Find of the Month – January
- 31st January 2018
A medieval cooking pot – not the prettiest, but the source of fascinating information none the less. Our January Find of the Month gives us an insight into the lives and eating habits of ordinary medieval people, and how these changed over time.
This particular pot fragment, or sherd, is unusually large and helpfully shows the whole vessel profile – from base to rim. It was found in Evesham at the end of a burgage plot, in a pit probably dug to extract gravel and later filled with household rubbish.
The pot’s form and fabric (shape and material used to make it) shows that it’s a style of cooking pot produced from the 12th to mid-14th century, but was most common during the 13th century. From ethnographic studies and medieval assemblages elsewhere (e.g. Blinkhorn 1999), it’s been suggested that cooking pots had many purposes, but generally each vessel had one specific function; such as cooking or storing particular foodstuffs. Soot on the outside of this pot shows it was placed over a fire. What was cooked in it then? Residuals of food may cling to the inside, but they’re unlikely to reveal anything more exotic than grain and vegetable based pottages.
After the mid-14th century, cooking habits changed and we see fewer cooking pots as a result.
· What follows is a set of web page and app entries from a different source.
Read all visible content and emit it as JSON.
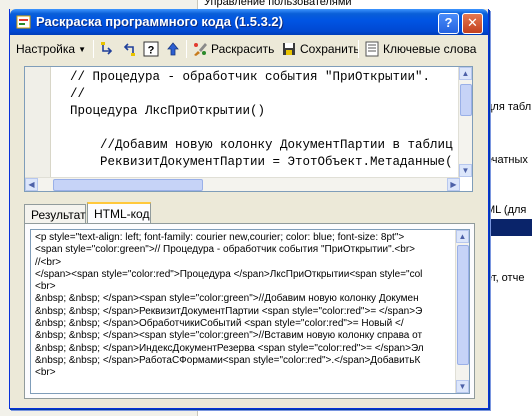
{
  "background": {
    "list_items": [
      "Управление пользователями"
    ],
    "right_fragments": [
      "для табл",
      "ечатных",
      "ML (для",
      "ет, отче"
    ]
  },
  "window": {
    "title": "Раскраска программного кода (1.5.3.2)",
    "help_label": "?",
    "close_label": "✕"
  },
  "toolbar": {
    "settings_label": "Настройка",
    "colorize_label": "Раскрасить",
    "save_label": "Сохранить",
    "keywords_label": "Ключевые слова"
  },
  "editor": {
    "lines": [
      "  // Процедура - обработчик события \"ПриОткрытии\".",
      "  //",
      "  Процедура ЛксПриОткрытии()",
      "",
      "      //Добавим новую колонку ДокументПартии в таблиц",
      "      РеквизитДокументПартии = ЭтотОбъект.Метаданные("
    ]
  },
  "tabs": [
    {
      "label": "Результат",
      "active": false
    },
    {
      "label": "HTML-код",
      "active": true
    }
  ],
  "html_code": {
    "lines": [
      "<p style=\"text-align: left; font-family: courier new,courier; color: blue; font-size: 8pt\">",
      "<span style=\"color:green\">// Процедура - обработчик события \"ПриОткрытии\".<br>",
      "//<br>",
      "</span><span style=\"color:red\">Процедура </span>ЛксПриОткрытии<span style=\"col",
      "<br>",
      "&nbsp; &nbsp; </span><span style=\"color:green\">//Добавим новую колонку Докумен",
      "&nbsp; &nbsp; </span>РеквизитДокументПартии <span style=\"color:red\">= </span>Э",
      "&nbsp; &nbsp; </span>ОбработчикиСобытий <span style=\"color:red\">= Новый </",
      "&nbsp; &nbsp; </span><span style=\"color:green\">//Вставим новую колонку справа от",
      "&nbsp; &nbsp; </span>ИндексДокументРезерва <span style=\"color:red\">= </span>Эл",
      "&nbsp; &nbsp; </span>РаботаСФормами<span style=\"color:red\">.</span>ДобавитьК",
      "<br>"
    ]
  },
  "colors": {
    "titlebar": "#0054e3",
    "dialog_bg": "#ece9d8",
    "selection": "#0a246a"
  }
}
The Great Famine of 1315-1317 and Black Death in 1348-9 reduced the population to such an extent that workers were in short supply and wages increased. Greater household wealth allowed people to eat more meat and fish, reducing the need for cooking pots and increasing demand for ceramic skillets and drip dishes. The more expensive, but longer lasting, metal cooking pots also became more affordable and by the 15th century even the poorest households had replaced ceramic cooking vessels with metal versions.
Our cooking pot was probably made in Worcester, although similar pottery was also made around Evesham too. During the 13th century, when the pot was most likely made, pottery style tended to be fairly regional. As social and economic changes in the 14th century altered people’s pottery uses, it began to be traded further afield and made in a wider range of more specialised styles. In Worcester, the pottery industry began to decline as Malvern potters took over the market with an increasing variety of jugs, cups, jars and dishes. Worcester potters, searching for new ways to earn a living, began to produce roof tiles instead.
From medieval cooking pots to the rise of microwave and dishwasher safe crockery, what we choose to cook with and eat off reveals a lot about our eating habits and wider societal trends.
You can find out more about different pottery forms and fabrics through our Online Ceramic Database.